In the eyes of conservatives (even the mostly religious ones who were in attendance yesterday), empathy is apparently the worst offense one can commit. It opens one’s values system up to possibly allowing support for such compassionate (read: liberal) programs as subsidized health care, aid for the working poor to buy food, and non-discrimination ordinances.
Speaking of non-discrimination, just two months after Sen. Portman’s son came out, he gave a commencement speech at Michigan Law. One hundred students walked out, troubled by Portman’s “openly hostile” views on gay rights. He also has said that businesses should be able to legally fire people because of their sexual orientation, which conservatives believe is an urban legend but actually happened just weeks ago in Michigan. That’s right – in 2013, a woman with no job performance issues was fired from her job, because she’s a lesbian.
Portman told Dana Bash on CNN this morning that he won’t “take a leadership role” on marriage equality in the Republican Party. That’s not courageous. It’s selfish and cowardly, and Sen. Portman should be ashamed.

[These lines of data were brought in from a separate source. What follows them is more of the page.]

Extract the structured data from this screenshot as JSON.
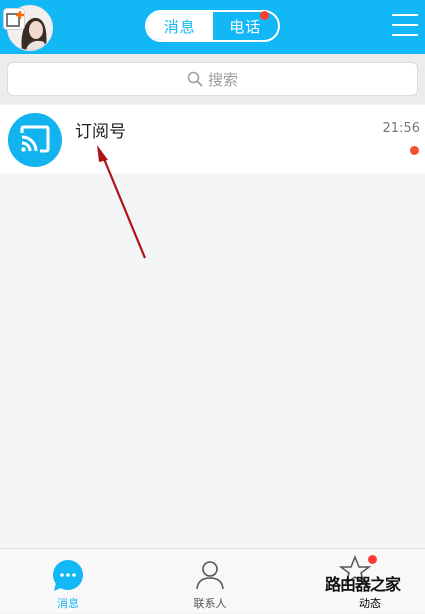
{
  "header": {
    "tabs": {
      "messages": "消息",
      "phone": "电话"
    },
    "phone_has_badge": true
  },
  "search": {
    "placeholder": "搜索"
  },
  "conversations": [
    {
      "title": "订阅号",
      "time": "21:56",
      "unread": true
    }
  ],
  "bottom_nav": {
    "items": [
      {
        "label": "消息",
        "active": true
      },
      {
        "label": "联系人",
        "active": false
      },
      {
        "label": "动态",
        "active": false,
        "has_badge": true
      }
    ]
  },
  "watermark": {
    "text": "路由器之家"
  },
  "colors": {
    "accent": "#12b7f5",
    "badge": "#ff3b30",
    "arrow": "#b1121a"
  }
}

UPDATE: I was reminded while posting this of Michigan’s Lt. Gov. Brian Calley. Calley, for those who don’t know, is a conservative Republican, staunchly opposed to the insurance mandates in Obamacare. But Calley has a daughter with autism, and led the charge in Lansing to pass a bill requiring health insurance companies to cover childhood autism treatments. The bill was opposed by insurance companies and business groups, and there’s no question it’s laudable that Calley led the charge on getting it through the Republican-dominated Legislature in 2011 and 2012. But it should inspire some empathy in the Lieutenant Governor for families that struggle with other circumstances beyond their control, even if it doesn’t directly affect his family. It should cause the dozens of Republicans who voted for an insurance mandate to question their makers/takers philosophy. The fact that such soul-searching never happened is disheartening.